> [EXERCISE DETAILS]:
What is the number of lines in these records with "used" in them? Answer with that number only.

> [MATERIAL TO PROCESS]:
○ ○ ○ ○ ○ ○ ○

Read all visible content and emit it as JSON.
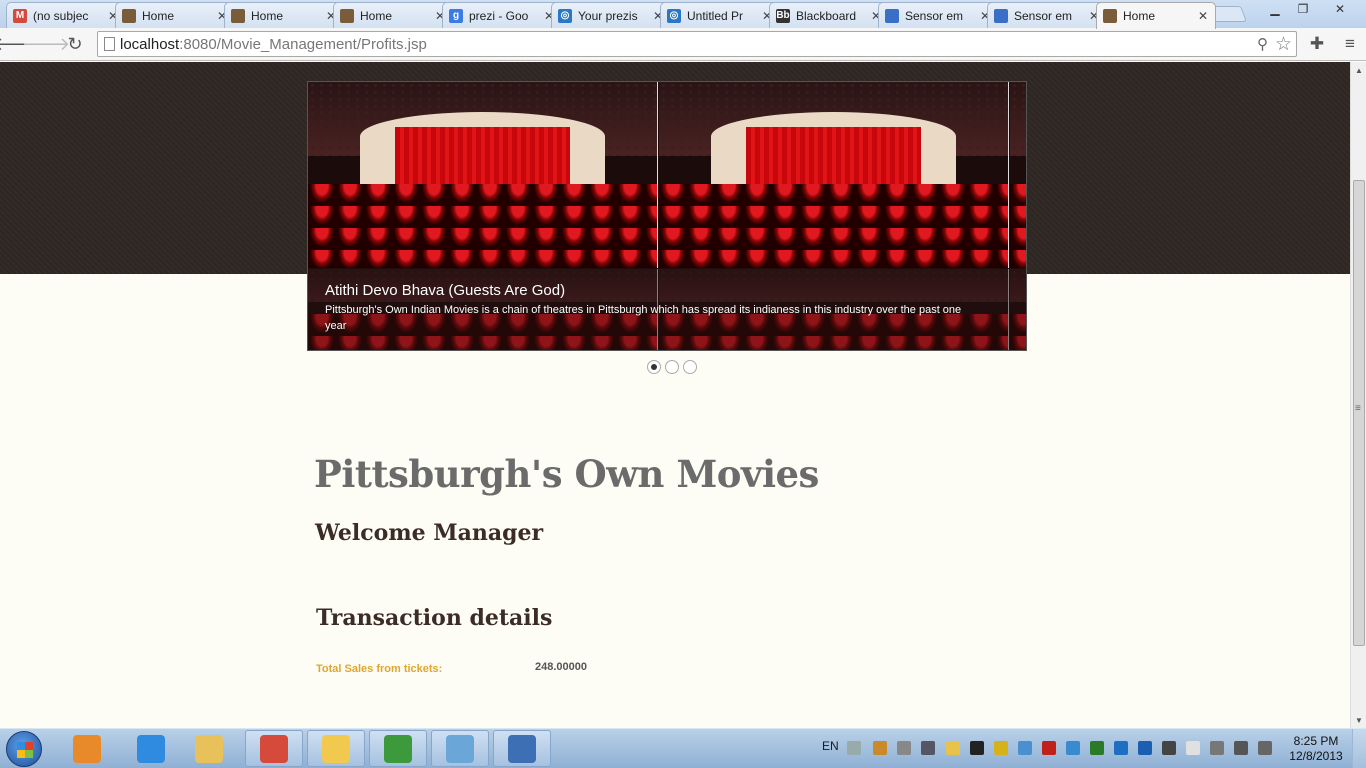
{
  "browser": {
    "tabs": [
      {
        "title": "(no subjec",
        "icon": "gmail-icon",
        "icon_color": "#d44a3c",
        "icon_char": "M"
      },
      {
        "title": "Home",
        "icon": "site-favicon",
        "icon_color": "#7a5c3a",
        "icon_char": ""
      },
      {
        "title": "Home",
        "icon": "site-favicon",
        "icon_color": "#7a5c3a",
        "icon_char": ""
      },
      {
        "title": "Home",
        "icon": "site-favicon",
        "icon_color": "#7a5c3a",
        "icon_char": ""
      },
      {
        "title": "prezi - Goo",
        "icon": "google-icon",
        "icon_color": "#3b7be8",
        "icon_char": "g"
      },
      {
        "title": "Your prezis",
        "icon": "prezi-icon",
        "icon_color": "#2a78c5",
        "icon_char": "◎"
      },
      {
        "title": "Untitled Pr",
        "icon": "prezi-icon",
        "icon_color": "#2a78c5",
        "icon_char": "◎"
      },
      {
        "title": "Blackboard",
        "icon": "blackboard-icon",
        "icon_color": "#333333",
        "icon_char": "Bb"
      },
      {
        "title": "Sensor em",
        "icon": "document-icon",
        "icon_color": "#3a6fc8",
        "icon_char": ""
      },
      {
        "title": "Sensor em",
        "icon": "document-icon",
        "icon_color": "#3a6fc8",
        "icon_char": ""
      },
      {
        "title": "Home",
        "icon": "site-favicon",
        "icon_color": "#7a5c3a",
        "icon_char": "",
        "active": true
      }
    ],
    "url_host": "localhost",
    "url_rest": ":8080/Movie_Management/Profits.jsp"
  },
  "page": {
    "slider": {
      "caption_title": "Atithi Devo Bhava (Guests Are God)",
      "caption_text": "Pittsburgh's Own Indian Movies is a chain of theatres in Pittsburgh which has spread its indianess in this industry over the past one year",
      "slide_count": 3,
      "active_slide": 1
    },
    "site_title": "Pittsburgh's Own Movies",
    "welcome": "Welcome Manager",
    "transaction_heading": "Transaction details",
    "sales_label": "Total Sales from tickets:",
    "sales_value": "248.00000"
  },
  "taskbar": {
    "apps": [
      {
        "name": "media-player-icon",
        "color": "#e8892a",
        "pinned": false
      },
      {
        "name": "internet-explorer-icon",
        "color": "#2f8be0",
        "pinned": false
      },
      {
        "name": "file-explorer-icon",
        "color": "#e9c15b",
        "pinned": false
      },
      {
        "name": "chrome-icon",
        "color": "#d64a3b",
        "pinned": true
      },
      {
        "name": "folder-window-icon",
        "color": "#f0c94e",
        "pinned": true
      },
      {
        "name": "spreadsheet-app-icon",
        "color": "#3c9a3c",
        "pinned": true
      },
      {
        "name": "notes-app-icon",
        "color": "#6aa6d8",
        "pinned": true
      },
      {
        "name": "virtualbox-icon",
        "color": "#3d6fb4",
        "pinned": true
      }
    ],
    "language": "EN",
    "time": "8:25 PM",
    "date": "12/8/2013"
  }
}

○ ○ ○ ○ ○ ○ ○

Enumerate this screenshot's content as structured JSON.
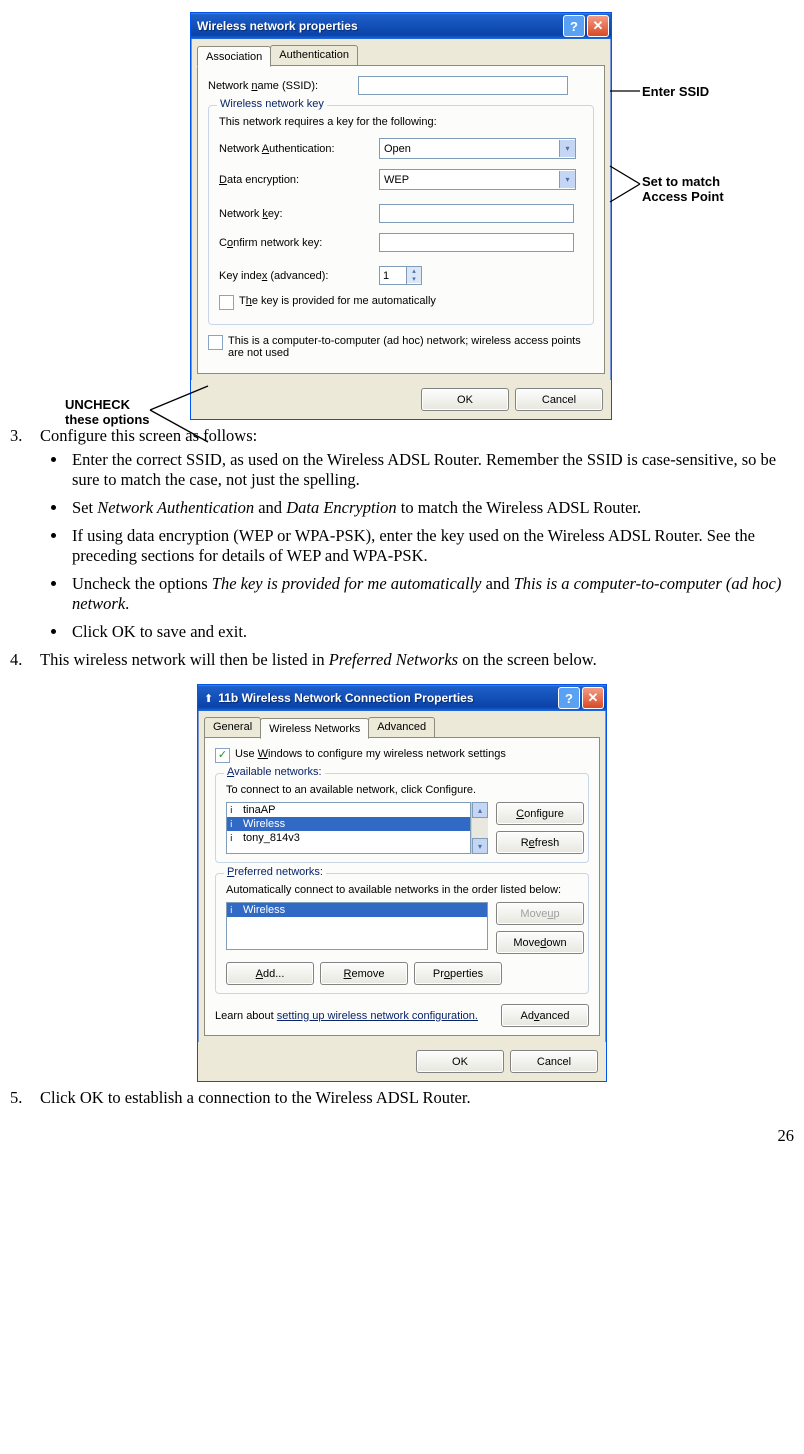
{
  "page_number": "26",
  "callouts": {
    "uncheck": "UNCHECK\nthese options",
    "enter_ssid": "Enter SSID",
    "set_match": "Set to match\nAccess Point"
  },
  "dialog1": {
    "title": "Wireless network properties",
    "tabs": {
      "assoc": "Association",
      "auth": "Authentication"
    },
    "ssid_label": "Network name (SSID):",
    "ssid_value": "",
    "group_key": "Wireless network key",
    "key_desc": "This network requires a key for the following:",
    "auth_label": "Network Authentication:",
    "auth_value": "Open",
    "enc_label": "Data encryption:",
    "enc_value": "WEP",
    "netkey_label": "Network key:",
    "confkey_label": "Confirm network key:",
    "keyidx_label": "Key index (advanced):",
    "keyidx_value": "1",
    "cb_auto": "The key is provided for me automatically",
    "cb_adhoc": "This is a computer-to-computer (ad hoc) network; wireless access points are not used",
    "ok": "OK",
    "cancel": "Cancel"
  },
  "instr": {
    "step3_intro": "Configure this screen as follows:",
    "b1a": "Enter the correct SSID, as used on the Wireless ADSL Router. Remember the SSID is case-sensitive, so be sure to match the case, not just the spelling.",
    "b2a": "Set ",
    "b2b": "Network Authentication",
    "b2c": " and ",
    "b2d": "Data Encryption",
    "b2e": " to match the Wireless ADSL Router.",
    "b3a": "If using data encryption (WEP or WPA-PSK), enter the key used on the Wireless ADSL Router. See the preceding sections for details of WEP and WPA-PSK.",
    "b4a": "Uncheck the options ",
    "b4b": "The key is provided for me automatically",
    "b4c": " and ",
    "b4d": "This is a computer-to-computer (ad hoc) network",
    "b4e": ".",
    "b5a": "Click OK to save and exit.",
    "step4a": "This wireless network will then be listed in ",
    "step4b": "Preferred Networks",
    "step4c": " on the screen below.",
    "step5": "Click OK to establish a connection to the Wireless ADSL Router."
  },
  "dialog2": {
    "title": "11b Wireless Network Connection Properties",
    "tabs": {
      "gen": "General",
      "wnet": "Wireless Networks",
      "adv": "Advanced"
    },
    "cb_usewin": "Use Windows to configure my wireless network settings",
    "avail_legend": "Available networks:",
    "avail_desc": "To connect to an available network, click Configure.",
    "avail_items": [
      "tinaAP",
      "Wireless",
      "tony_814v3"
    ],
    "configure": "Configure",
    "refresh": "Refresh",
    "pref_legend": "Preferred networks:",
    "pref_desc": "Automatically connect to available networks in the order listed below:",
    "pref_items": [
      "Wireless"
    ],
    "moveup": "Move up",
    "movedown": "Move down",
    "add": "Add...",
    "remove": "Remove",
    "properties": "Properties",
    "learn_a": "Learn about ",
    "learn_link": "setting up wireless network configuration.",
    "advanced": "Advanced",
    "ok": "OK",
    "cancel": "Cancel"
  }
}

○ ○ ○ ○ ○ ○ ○

> [SOLUTION FOR THIS EXERCISE]:
3